Overall, the city is striving to become completely self-sufficient in meeting its energy needs. In addition to stand-alone houses aiming for net zero emissions, condominium units are also equipped with individual unit fuel cell systems despite space constraints, a first initiative for Japanese condominiums. Coupled with storage batteries and solar cell systems in common areas, even condominium residents can maximise energy creation to contribute to the ‘net zero energy’ community solution.
This focus on smarter living and self-sufficiency has carried over to Panasonic’s most recent project: Fujisawa Sustainable Smart Town (SST), located in Fujisawa City, Kanagawa Prefecture. With a planned scale for 600 stand-alone homes and 400 condominium units by 2018, Fujisawa SST is already proving its popularity to prospective buyers – spearheaded by a 95% occupancy rate for the 134 stand-alone homes developed by Panasonic thus far.

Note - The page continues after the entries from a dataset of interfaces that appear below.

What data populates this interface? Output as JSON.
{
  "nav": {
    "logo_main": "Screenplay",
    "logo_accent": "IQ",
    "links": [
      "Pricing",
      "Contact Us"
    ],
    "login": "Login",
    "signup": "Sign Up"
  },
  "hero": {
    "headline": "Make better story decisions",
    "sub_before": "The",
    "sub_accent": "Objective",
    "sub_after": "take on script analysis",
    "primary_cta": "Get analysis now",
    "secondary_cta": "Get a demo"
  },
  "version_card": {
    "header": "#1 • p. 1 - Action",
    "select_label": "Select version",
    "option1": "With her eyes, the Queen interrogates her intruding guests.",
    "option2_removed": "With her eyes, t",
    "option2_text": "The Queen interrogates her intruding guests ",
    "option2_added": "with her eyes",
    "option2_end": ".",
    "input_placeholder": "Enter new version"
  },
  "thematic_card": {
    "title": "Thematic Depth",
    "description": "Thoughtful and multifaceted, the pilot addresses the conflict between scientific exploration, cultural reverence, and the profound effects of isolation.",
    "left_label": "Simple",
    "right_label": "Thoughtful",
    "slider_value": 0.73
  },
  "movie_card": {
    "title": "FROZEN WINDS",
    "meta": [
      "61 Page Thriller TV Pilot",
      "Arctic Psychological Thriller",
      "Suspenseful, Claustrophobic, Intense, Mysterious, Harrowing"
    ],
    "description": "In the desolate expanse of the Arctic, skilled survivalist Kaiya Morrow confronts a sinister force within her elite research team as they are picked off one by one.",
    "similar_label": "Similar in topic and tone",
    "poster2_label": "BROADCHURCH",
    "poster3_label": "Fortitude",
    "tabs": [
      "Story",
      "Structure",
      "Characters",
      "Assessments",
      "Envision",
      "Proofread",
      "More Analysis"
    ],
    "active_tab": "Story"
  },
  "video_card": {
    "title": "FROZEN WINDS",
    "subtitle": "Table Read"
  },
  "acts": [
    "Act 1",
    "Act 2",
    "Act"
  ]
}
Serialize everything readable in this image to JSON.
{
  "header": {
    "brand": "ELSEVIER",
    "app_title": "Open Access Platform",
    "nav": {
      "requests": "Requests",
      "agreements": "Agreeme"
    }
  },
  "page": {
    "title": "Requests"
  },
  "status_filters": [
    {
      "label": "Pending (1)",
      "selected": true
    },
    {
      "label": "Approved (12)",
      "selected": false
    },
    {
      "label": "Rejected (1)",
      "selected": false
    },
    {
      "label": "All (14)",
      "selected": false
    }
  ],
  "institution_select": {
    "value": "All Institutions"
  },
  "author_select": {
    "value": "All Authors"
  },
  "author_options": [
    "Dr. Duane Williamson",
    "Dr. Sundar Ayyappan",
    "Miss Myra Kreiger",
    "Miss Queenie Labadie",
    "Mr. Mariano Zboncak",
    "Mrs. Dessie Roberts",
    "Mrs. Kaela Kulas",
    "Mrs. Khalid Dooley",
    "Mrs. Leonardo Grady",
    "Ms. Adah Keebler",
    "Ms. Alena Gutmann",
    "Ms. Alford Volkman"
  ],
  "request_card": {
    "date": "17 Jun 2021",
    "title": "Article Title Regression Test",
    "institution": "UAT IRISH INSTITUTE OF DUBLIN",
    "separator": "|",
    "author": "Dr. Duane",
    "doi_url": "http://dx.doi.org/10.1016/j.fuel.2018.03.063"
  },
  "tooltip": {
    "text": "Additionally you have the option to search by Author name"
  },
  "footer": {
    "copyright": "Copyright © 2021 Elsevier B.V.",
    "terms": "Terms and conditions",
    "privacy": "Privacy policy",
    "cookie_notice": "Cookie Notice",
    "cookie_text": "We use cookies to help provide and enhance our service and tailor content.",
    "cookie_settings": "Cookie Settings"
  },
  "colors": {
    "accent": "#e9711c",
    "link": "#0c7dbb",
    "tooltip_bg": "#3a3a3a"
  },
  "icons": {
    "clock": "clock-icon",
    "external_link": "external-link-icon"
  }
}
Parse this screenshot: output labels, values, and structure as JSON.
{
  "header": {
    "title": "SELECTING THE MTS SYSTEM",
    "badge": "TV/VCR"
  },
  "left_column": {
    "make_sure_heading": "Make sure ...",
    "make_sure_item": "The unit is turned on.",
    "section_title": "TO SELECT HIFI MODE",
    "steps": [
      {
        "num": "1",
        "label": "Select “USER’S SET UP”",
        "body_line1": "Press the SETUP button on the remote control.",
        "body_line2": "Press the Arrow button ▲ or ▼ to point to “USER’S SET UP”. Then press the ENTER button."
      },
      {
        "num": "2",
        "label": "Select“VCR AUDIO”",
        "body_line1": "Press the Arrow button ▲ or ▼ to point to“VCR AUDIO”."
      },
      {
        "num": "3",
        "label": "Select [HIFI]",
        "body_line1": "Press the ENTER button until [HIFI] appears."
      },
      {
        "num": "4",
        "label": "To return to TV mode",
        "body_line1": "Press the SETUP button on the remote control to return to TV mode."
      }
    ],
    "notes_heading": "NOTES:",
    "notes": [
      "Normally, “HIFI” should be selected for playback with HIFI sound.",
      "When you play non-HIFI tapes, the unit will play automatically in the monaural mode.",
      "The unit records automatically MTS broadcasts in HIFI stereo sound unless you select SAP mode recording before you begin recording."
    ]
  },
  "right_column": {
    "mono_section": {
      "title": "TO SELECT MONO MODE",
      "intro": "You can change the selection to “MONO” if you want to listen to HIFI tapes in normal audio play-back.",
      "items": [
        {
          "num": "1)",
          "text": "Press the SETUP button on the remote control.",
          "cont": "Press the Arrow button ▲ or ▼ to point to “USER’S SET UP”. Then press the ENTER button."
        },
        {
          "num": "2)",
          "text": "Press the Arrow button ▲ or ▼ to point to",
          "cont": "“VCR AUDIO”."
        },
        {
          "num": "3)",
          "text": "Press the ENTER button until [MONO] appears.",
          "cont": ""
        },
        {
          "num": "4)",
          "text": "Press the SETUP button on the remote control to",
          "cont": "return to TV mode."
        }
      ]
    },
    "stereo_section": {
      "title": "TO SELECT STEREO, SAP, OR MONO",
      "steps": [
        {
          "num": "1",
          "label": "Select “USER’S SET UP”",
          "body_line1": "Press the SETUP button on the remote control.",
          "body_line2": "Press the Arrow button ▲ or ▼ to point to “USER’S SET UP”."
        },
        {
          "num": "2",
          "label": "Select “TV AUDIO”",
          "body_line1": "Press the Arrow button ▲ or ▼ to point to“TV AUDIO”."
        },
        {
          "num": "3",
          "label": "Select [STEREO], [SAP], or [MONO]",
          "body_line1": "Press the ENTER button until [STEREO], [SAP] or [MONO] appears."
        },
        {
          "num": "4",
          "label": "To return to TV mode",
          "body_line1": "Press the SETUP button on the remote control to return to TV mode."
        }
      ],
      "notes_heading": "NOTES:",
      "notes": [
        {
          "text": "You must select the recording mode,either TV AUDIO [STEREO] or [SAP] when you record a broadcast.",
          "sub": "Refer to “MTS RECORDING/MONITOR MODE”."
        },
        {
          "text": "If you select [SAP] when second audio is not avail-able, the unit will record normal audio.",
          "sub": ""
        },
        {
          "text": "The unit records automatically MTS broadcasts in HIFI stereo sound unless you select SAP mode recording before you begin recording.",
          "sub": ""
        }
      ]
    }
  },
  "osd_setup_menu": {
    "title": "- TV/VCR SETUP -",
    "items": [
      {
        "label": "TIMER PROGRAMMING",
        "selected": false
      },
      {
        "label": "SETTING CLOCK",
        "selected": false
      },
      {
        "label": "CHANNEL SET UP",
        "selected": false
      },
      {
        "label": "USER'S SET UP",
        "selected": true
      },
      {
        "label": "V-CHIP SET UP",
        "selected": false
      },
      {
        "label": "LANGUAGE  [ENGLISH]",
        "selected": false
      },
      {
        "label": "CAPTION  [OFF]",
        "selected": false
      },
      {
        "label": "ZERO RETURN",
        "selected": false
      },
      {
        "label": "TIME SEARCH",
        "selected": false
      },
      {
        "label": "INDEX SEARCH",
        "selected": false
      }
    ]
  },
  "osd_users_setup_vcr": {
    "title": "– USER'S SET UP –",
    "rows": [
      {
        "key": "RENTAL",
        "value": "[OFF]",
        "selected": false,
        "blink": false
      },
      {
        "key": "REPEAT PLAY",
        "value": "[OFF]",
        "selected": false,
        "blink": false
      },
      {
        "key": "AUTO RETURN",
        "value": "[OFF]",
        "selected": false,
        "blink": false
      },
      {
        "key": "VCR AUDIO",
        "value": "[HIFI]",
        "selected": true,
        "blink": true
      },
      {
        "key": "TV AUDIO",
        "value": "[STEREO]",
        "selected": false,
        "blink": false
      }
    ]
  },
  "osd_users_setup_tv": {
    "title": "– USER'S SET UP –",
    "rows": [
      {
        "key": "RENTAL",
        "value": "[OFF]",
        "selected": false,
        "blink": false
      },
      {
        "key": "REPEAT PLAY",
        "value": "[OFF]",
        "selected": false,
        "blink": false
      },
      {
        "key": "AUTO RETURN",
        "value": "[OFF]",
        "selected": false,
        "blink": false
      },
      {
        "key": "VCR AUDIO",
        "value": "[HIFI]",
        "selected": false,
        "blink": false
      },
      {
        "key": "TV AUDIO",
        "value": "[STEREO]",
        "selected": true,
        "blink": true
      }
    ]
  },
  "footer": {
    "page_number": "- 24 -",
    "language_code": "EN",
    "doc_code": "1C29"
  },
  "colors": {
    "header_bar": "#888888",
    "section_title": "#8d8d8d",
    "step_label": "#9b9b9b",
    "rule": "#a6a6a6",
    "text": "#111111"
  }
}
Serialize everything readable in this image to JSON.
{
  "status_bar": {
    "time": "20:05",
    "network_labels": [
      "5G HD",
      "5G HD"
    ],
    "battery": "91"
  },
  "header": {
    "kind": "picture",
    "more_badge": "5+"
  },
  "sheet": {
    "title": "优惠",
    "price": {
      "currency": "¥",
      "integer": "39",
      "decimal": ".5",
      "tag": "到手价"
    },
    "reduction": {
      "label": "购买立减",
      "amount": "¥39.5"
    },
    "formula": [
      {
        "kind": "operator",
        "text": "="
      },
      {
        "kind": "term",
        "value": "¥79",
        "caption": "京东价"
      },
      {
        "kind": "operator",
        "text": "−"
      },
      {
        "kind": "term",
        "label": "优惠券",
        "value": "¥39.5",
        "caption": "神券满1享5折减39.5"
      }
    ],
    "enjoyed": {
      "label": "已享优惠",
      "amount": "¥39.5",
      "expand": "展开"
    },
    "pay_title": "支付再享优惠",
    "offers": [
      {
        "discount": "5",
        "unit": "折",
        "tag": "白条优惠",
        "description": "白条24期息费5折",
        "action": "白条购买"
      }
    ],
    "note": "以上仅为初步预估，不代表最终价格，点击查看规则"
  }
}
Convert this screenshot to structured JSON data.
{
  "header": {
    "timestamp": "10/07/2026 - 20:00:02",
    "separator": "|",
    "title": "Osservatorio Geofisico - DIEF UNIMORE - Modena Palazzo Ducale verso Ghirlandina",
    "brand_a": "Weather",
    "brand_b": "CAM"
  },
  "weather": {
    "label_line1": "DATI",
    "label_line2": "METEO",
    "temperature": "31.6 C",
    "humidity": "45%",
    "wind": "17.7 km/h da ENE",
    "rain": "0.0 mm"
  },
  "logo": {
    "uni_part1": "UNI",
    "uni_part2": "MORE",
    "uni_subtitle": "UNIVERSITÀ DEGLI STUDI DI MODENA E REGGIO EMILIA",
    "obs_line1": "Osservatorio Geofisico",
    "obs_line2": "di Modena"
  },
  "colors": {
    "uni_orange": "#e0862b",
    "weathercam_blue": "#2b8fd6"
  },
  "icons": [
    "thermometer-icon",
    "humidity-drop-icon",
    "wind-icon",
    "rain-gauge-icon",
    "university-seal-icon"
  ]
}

Like Smart City Shioashiya, Fujisawa SST is a carefully planned-out town that maximizes energy resources while also enabling residents to monitor their individual energy usage for a more eco-friendly, sustainable lifestyle. With careful integration between town design, town management and community groups and events, Fujisawa SST projects to achieve an overall 70% reduction in CO2 and 30% reduction in water usage.
Row of Houses at Fujisawa SST
Moreover, taking clues from development of the Smart City Shioashiya, Panasonic saw that community engagement and awareness raising is fundamental. Thus, in addition to events for families of the community to network with others, they serve also to help ensure smarter lifestyles and preparedness for emergency situations.“After the Great East Japan Earthquake in 2011, it’s become evermore apparent that we strive to build a foundation for more connected communities – not just technologically, but on a person-to-person level,” says Kohjiroh Wakabayashi, Managing Director of Panahome Asia Pacific and Project Manager of the Fujisawa SST project.
Utilizing Fujisawa SST as a flagship model, Panasonic is now looking to bring these same lifestyle benefits to countries across Asia, with developments planned for strategic markets such as Malaysia, Indonesia and Thailand among others. Bringing together state-of-the-art technology and environmentally friendly initiatives to meet the needs of residents now and in generations to come, Panasonic is looking to ensure that cities in Asia becomes sustainable and smart world leaders.